Police have found no corroborating evidence that the yeshiva boys were armed.Attorneys on both sides of the civil suit downplayed Baz’s refusal to testify. “The testimony was unimportant,” said Thomas Barr of the Manhattan firm Cravath, Swaine and Moore, who is representing the Halberstam family pro bono. “We don’t argue that there is a difference between foreseeing in general what is going to happen when you sell these guns and foreseeing that Rashid Baz is going to shoot some kids on the Brooklyn Bridge on March 1, 1994. The law doesn’t require us to.”
Defense attorney Daniel Kane of Atlanta, Ga., who conducted a deposition of Baz in prison last year, before Baz was represented by his current lawyers, said he had expected that Baz would plead the Fifth Amendment. But he said he wanted the jury to see Baz in person.
“We wanted them to have a visual, a sense of the man who pulled the trigger,” said Kane.

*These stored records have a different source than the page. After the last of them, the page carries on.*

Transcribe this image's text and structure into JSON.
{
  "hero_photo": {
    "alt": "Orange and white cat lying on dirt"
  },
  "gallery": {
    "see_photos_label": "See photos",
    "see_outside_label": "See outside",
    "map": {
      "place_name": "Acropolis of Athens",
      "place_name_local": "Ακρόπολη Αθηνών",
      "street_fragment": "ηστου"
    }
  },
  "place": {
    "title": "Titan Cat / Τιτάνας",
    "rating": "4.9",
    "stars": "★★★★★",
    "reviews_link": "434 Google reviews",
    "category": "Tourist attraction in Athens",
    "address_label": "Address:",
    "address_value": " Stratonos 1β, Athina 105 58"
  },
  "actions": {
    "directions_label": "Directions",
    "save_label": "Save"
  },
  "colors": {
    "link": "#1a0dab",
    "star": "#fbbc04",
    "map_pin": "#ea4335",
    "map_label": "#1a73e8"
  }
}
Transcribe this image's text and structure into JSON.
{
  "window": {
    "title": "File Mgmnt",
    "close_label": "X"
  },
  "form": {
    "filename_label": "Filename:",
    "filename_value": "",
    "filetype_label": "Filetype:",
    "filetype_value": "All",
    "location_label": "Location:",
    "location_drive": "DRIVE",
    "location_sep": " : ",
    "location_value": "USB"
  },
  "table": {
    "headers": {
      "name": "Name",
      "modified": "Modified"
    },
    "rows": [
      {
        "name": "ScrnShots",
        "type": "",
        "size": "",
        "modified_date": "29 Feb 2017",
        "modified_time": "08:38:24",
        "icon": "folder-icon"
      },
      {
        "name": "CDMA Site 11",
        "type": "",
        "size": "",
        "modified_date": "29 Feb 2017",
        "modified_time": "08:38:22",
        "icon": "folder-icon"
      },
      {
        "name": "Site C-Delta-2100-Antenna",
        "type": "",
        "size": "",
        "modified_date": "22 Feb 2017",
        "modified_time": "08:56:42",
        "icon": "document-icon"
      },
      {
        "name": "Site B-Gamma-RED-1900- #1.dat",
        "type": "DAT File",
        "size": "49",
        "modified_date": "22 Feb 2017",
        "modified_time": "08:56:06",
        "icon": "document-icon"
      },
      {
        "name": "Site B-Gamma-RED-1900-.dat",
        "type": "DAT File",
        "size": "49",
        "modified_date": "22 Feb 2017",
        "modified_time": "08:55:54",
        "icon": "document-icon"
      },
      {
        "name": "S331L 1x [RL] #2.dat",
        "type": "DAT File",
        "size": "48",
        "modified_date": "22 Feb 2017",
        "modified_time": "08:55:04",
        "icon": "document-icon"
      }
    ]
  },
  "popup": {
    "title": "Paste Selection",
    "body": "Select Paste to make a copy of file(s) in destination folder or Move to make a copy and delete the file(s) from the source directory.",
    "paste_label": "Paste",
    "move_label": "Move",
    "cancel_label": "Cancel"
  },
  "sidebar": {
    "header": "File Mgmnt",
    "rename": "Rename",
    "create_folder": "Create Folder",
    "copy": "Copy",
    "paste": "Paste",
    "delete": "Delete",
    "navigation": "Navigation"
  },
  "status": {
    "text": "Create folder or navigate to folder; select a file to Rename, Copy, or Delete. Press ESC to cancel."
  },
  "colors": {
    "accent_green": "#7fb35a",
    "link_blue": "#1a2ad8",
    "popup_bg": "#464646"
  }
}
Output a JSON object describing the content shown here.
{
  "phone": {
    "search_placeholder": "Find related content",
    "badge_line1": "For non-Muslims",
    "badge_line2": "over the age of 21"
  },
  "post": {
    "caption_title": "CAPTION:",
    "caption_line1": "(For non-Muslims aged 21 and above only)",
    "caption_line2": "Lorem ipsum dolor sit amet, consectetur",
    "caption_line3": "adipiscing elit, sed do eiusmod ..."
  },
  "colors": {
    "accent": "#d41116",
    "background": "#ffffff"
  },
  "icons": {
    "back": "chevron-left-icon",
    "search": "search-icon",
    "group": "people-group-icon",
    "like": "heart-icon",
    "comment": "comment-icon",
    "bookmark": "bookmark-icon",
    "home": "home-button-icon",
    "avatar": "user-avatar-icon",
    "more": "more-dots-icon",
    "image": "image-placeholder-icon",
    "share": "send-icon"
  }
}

During examination of several witnesses called last week by the plaintiff — survivors of the bridge attack — Kane alluded to the violence that took place in Hebron several days before the incident. The questions were an apparent attempt to link the two incidents, although neither Baz nor his lawyers ever asserted in court that the Lebanese-born gunman was acting in retaliation for the death of 29 Muslims at the hands of a Jewish settler.

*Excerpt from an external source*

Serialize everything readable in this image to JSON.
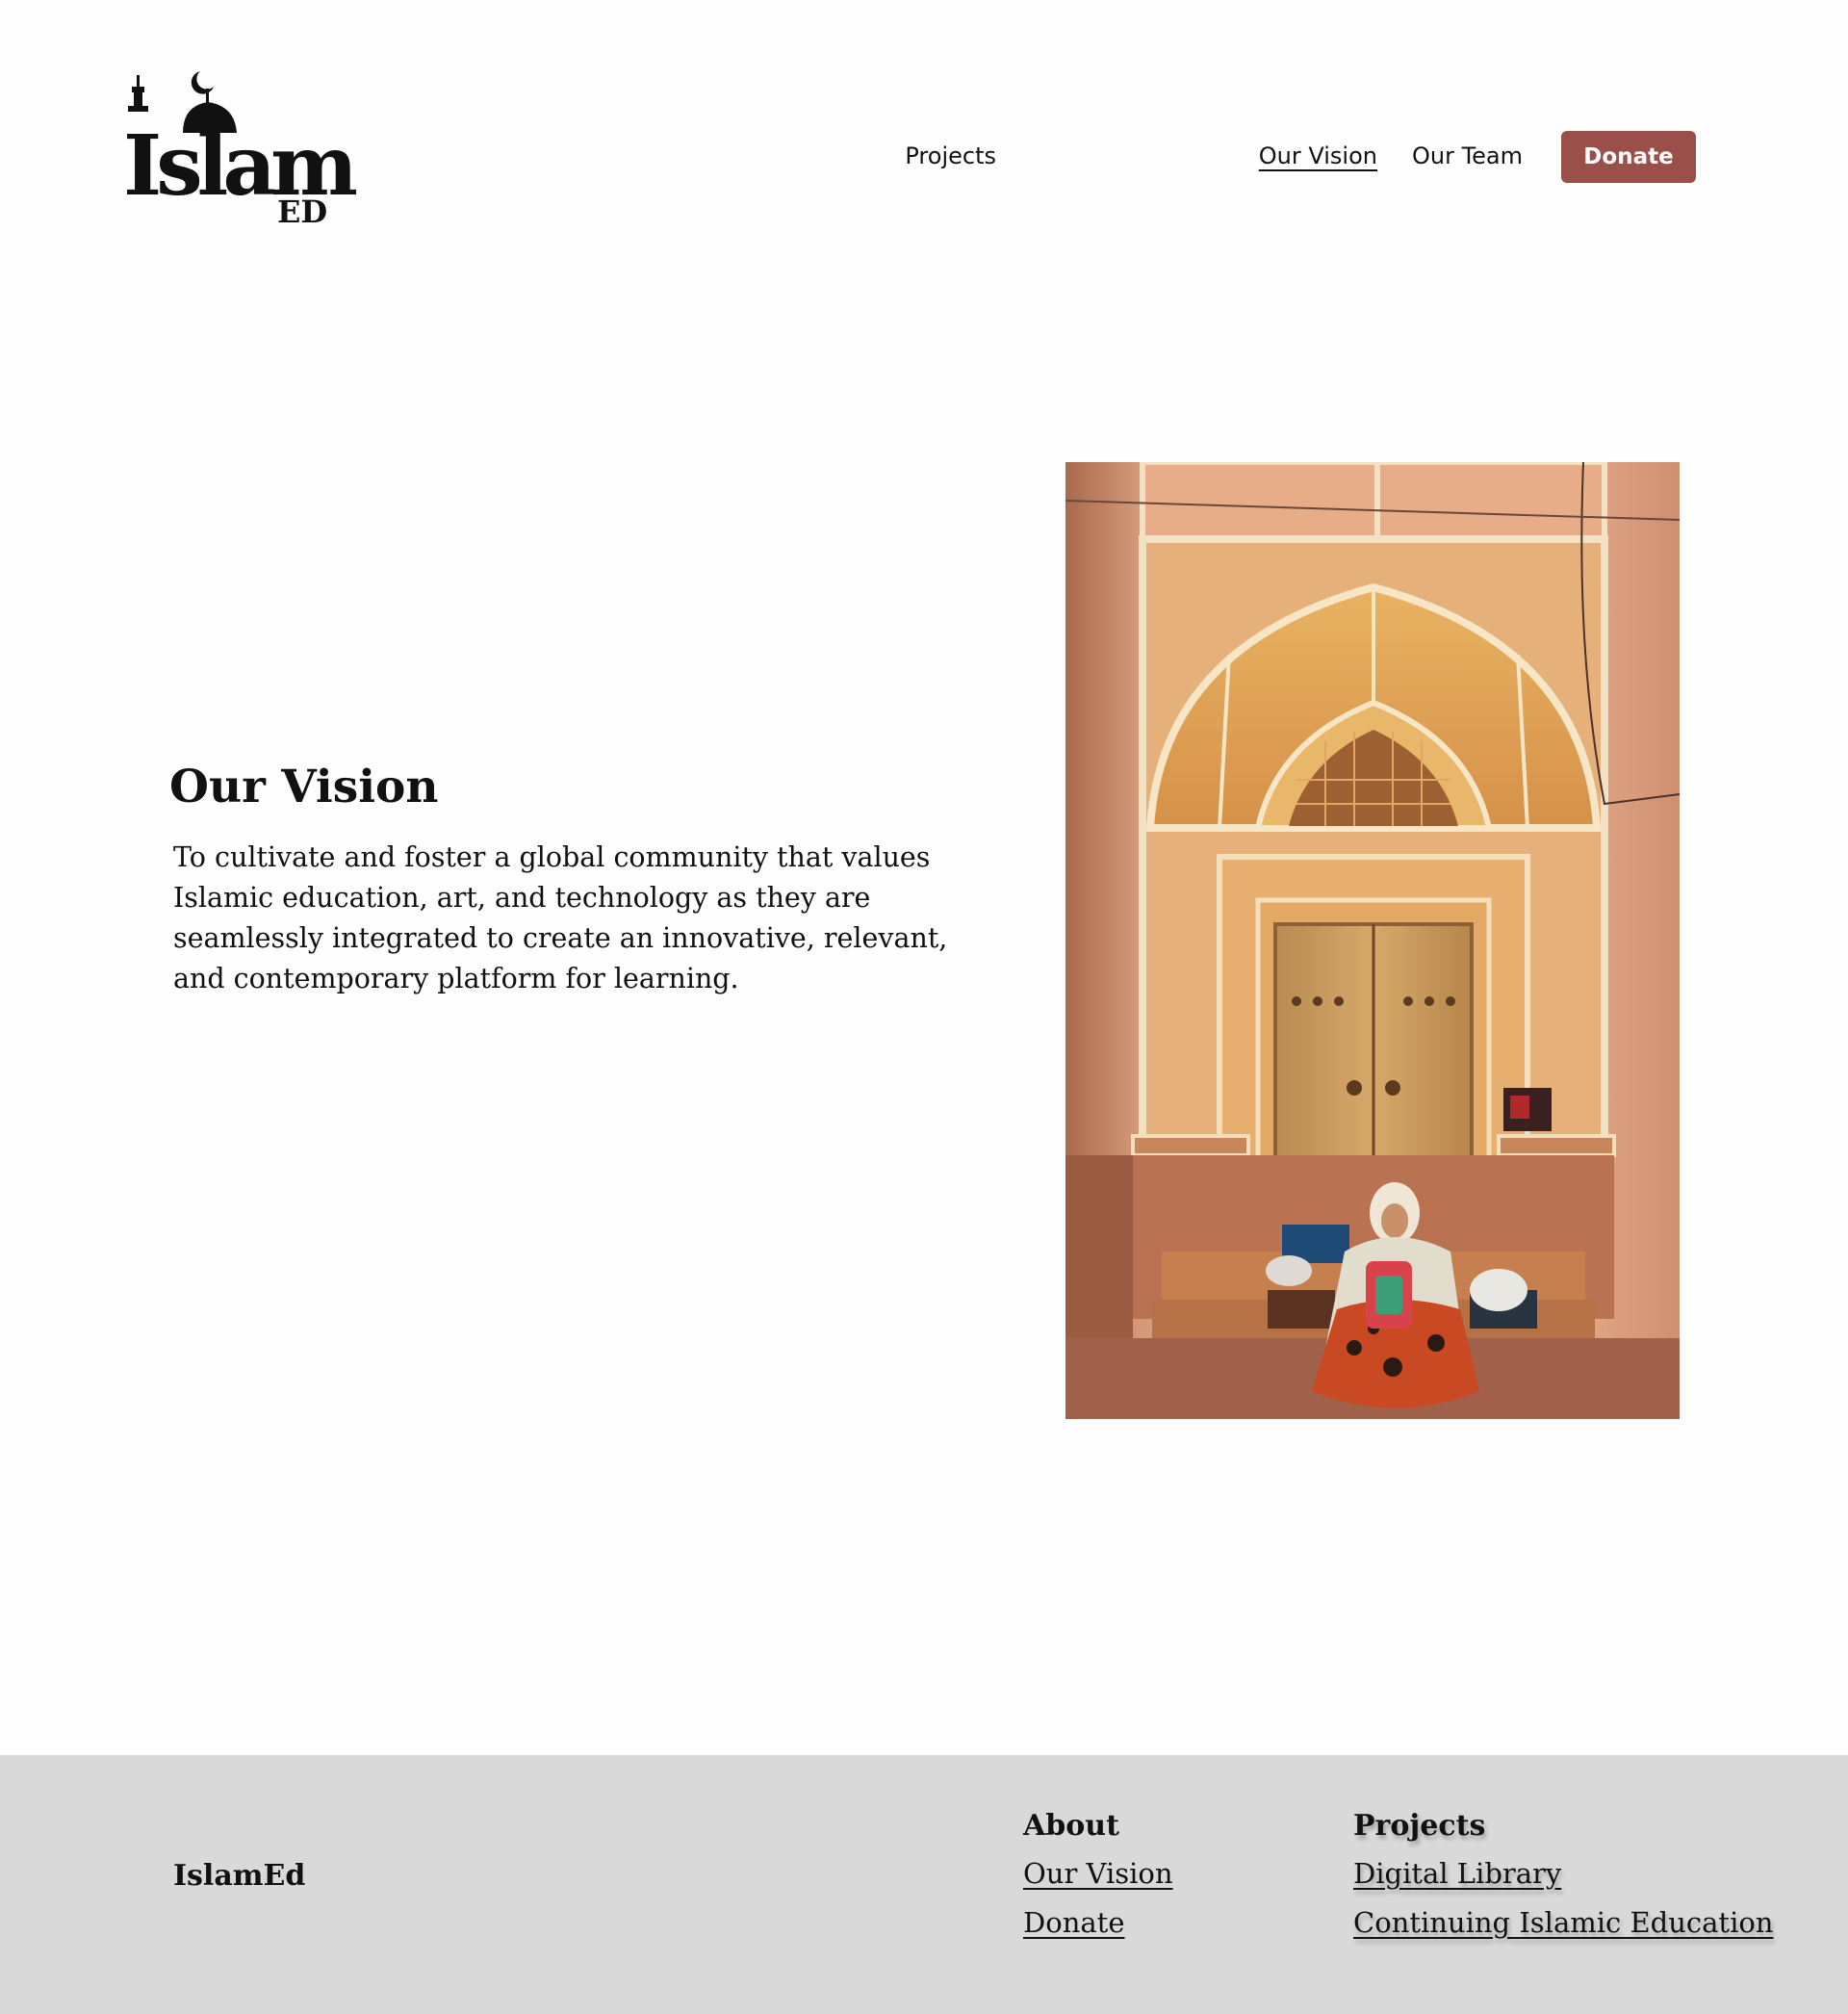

Outside the courtroom on Tuesday, Kane and his co-counsel, Steven Harfenist, who represents the Daniel-owned companies, accused the plaintiff lawyers of manipulating the court in order to get the case before Judge Weinstein.
Both Barr and Richard Davis, who represents Sosonkin, are members of a lawyers committee that champions anti-gun cases.
“The plaintiffs lied [in their papers] and said this case was related to another case before Judge Weinstein,” said Harfenist.
But Davis replied that “they never raised this issue when they had the chance to do so in the year and a half before the case.” He said the other case Weinstein is presiding over also involves a Daniel-owned company.
Harfenist further accused the opposing counsel of exploiting Sosonkin and the Halberstam family. “They are being used by these lawyers for a political agenda, and personally I feel sorry about that.”
But Davis replied: “We would be more than happy if Ari Halberstam wasn’t dead and Nachum Sosonkin didn’t have a bullet in his head and we didn’t have to be here.”
Closing arguments in the 2-week-old trial were expected Wednesday. The case will likely go to the jury of seven women and five men as early as Thursday.